Classification of Law
Indonesia's legal system is a mixture of Roman civil law and Anglo-American common law systems. Civil law operates in areas such as family relations, property, succession, contract, and criminal law, while statutes and principles of common law origin are evident in such areas as constitutional law, procedure, corporations law, taxation, insurance, labour relations, banking and currency.
Civil law systems are based on concepts derived from old Roman law, distinguishable by their reliance on having a comprehensive set of rules and principles codified and easily accessible to both citizens and legal professionals. Codified laws are regularly revised to reflect the current environment, and have stronger emphasis in civil law countries than any precedent set by earlier court cases. Civil law countries cover more than 65% of world’s legal system, including the majority of continental Europe, Central and South America, the Middle East, Asia and Africa.
eSignature Legality Summary
Under Indonesian law, a written signature is not necessarily required for a valid contract - contracts are generally valid if legally competent parties reach an agreement, whether they agree verbally, electronically or in a physical paper document, provided that the basic requirements of a contract under the Indonesian Civil Code are fulfilled i.e., (1) consent; (2) competency; (3) certainty and (4) permissible cause (i.e., it does not contravene the prevailing regulations and principles of public order and morality). The Law No. 11 of 2008 on Electronic Information and Transaction as amended by Law No. 19 of 2016 specifically confirms that electronic contracts are valid and acceptable. To prove a valid contract, parties sometimes have to present evidence in court. Leading digital transaction management solutions can provide electronic records that are admissible in evidence under Article 44 of Law No. 11 of 2008 on Electronic Information and Transaction, to support the existence, authenticity and valid acceptance of a contract.

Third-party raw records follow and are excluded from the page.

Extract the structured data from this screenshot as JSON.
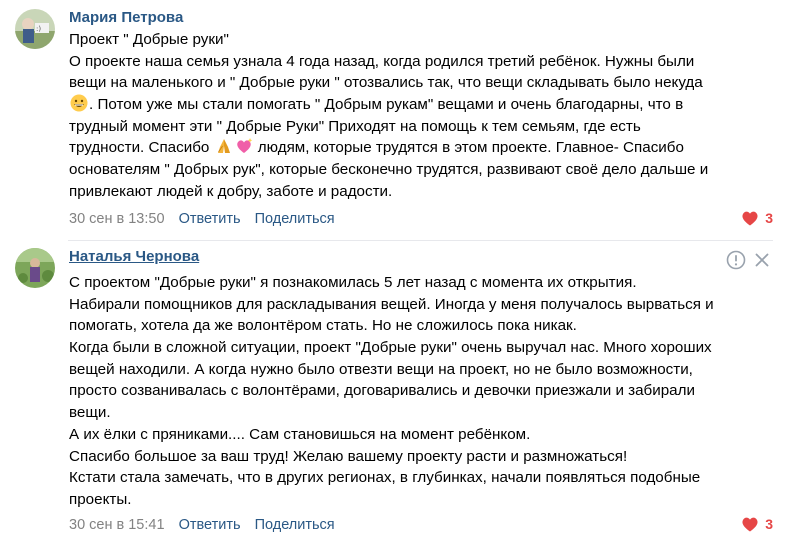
{
  "comments": [
    {
      "author": "Мария Петрова",
      "lines": [
        "Проект \" Добрые руки\"",
        "О проекте наша семья узнала 4 года назад, когда родился третий ребёнок. Нужны были",
        "вещи на маленького и \" Добрые руки \" отозвались так, что вещи складывать было некуда",
        ". Потом уже мы стали помогать \" Добрым рукам\" вещами и очень благодарны, что в",
        "трудный момент эти \" Добрые Руки\" Приходят на помощь к тем семьям, где есть",
        "трудности. Спасибо ",
        " людям, которые трудятся в этом проекте. Главное- Спасибо",
        "основателям \" Добрых рук\", которые бесконечно трудятся, развивают своё дело дальше и",
        "привлекают людей к добру, заботе и радости."
      ],
      "date": "30 сен в 13:50",
      "reply_label": "Ответить",
      "share_label": "Поделиться",
      "likes": "3"
    },
    {
      "author": "Наталья Чернова",
      "lines": [
        "С проектом \"Добрые руки\" я познакомилась 5 лет назад с момента их открытия.",
        "Набирали помощников для раскладывания вещей. Иногда у меня получалось вырваться и",
        "помогать, хотела да же волонтёром стать. Но не сложилось пока никак.",
        "Когда были в сложной ситуации, проект \"Добрые руки\" очень выручал нас. Много хороших",
        "вещей находили. А когда нужно было отвезти вещи на проект, но не было возможности,",
        "просто созванивалась с волонтёрами, договаривались и девочки приезжали и забирали",
        "вещи.",
        "А их ёлки с пряниками.... Сам становишься на момент ребёнком.",
        "Спасибо большое за ваш труд! Желаю вашему проекту расти и размножаться!",
        "Кстати стала замечать, что в других регионах, в глубинках, начали появляться подобные",
        "проекты."
      ],
      "date": "30 сен в 15:41",
      "reply_label": "Ответить",
      "share_label": "Поделиться",
      "likes": "3"
    }
  ],
  "icons": {
    "emoji_1": "grinning-face-icon",
    "emoji_2": "folded-hands-icon",
    "emoji_3": "sparkling-heart-icon",
    "like": "heart-icon",
    "report": "exclamation-circle-icon",
    "close": "close-icon"
  },
  "colors": {
    "link": "#2a5885",
    "meta": "#828282",
    "like": "#e64646",
    "divider": "#e7e8ec"
  }
}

In practice it should be noted that Indonesian courts have been slow in accepting the concept of electronic signatures and electronic documents. However, Indonesian courts are starting to accept electronic signed documents to be used in a court proceeding. The courts will ask to verify the document first before it can be used. In order to verify the document, the courts will ask to see both the electronic signed document (softcopy through a laptop) and the hardcopy document and ensure that the content of both versions is the same. Therefore, there should be a feature to enable printing of the electronic signed document.
Use Cases for Standard Electronic Signature (SES)
Use cases where an SES may be appropriate include:
- commercial agreements between corporate entities, including NDAs, procurement documents, sales agreements
- consumer agreements, including new retail account opening documents
- real estate documents, including lease agreements, and other related documentation for residential and commercial real estate
Use Cases That Are Not Typically Appropriate for Electronic Signatures or Digital Transaction Management
Use cases that are specifically barred from digital or electronic processes or that include explicit requirements, such as handwritten (e.g. wet ink) signatures or formal notarial process that are not usually compatible with electronic signatures or digital transaction management.
- corporate documents, such as articles of association (and amendments thereto), shareholders resolutions, share/asset transaction documents
- HR documents
- IP transfer documents
- real property transfer contracts and deeds (except lease contracts and other contracts related to real estate, which can be generally signed validly via any form of electronic signature)
- certain corporate documents, such as share/asset transactions documents
 A certified electronic signature must be made by using an electronic certification service provider and needs to be done with an Electronic Certificate. GR 82 also provides that an electronic certification service provider operating in Indonesia must be acknowledged by the Minister of Communications and Informatics.
Local Technology Standards
Government Regulation 82 provides that there are 2 types of electronic signature namely (i) certified and (ii) uncertified. There is no mandatory requirement to have a certified electronic signature. A certified electronic signature has more evidentiary value as an uncertified electronic signature could be challenged. GR 82 provides that a certified electronic signature must be made by using an electronic certification service provider and needs to be done with an Electronic Certificate. GR 82 also provides that an electronic certification service provider operating in Indonesia must be acknowledged by the Minister of Communications and Informatics.
GR 82 provides that electronic certification procedures and registration requirements will be regulated further in a separate Ministerial regulation which has not been issued and still unclear on when it will be issued.
DISCLAIMER: The information on this site is for general information purposes only and is not intended to serve as legal advice. Laws governing electronic signature may change quickly, so DocuSign cannot guarantee that all the information on this site is current or correct. Should you have specific legal questions about any of the information on this site, you should consult with a licensed attorney in your area.
Last updated: November 01, 2019